Problem.
From the first line to the last, print the data exactly as written.

Dataset rows for apps and sites:

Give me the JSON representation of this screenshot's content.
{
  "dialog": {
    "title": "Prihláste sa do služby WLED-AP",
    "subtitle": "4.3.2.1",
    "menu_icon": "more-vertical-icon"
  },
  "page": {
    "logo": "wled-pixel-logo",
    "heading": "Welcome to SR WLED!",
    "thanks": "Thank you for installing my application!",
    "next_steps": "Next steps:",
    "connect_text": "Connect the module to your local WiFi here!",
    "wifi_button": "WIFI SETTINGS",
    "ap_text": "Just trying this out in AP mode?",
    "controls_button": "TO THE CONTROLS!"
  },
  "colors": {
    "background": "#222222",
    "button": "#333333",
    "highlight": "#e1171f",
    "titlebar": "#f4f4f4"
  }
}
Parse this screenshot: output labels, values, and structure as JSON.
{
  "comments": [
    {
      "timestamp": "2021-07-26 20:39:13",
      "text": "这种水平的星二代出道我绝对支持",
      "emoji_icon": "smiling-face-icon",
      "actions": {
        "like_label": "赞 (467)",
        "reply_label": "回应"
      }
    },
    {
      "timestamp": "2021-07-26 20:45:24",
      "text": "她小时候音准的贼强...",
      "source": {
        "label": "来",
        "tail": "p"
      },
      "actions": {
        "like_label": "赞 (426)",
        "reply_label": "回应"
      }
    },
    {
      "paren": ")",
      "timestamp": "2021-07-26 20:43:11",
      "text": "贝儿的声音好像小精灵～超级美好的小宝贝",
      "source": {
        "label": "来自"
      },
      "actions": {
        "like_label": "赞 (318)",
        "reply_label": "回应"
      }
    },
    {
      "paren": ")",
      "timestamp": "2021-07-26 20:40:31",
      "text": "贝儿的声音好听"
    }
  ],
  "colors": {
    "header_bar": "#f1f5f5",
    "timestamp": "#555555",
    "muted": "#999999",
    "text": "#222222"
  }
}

The answer.
Give me the JSON representation of this screenshot's content.
{
  "dialog": {
    "title": "Prihláste sa do služby WLED-AP",
    "subtitle": "4.3.2.1",
    "menu_icon": "more-vertical-icon"
  },
  "page": {
    "logo": "wled-pixel-logo",
    "heading": "Welcome to SR WLED!",
    "thanks": "Thank you for installing my application!",
    "next_steps": "Next steps:",
    "connect_text": "Connect the module to your local WiFi here!",
    "wifi_button": "WIFI SETTINGS",
    "ap_text": "Just trying this out in AP mode?",
    "controls_button": "TO THE CONTROLS!"
  },
  "colors": {
    "background": "#222222",
    "button": "#333333",
    "highlight": "#e1171f",
    "titlebar": "#f4f4f4"
  }
}
Parse this screenshot: output labels, values, and structure as JSON.
{
  "comments": [
    {
      "timestamp": "2021-07-26 20:39:13",
      "text": "这种水平的星二代出道我绝对支持",
      "emoji_icon": "smiling-face-icon",
      "actions": {
        "like_label": "赞 (467)",
        "reply_label": "回应"
      }
    },
    {
      "timestamp": "2021-07-26 20:45:24",
      "text": "她小时候音准的贼强...",
      "source": {
        "label": "来",
        "tail": "p"
      },
      "actions": {
        "like_label": "赞 (426)",
        "reply_label": "回应"
      }
    },
    {
      "paren": ")",
      "timestamp": "2021-07-26 20:43:11",
      "text": "贝儿的声音好像小精灵～超级美好的小宝贝",
      "source": {
        "label": "来自"
      },
      "actions": {
        "like_label": "赞 (318)",
        "reply_label": "回应"
      }
    },
    {
      "paren": ")",
      "timestamp": "2021-07-26 20:40:31",
      "text": "贝儿的声音好听"
    }
  ],
  "colors": {
    "header_bar": "#f1f5f5",
    "timestamp": "#555555",
    "muted": "#999999",
    "text": "#222222"
  }
}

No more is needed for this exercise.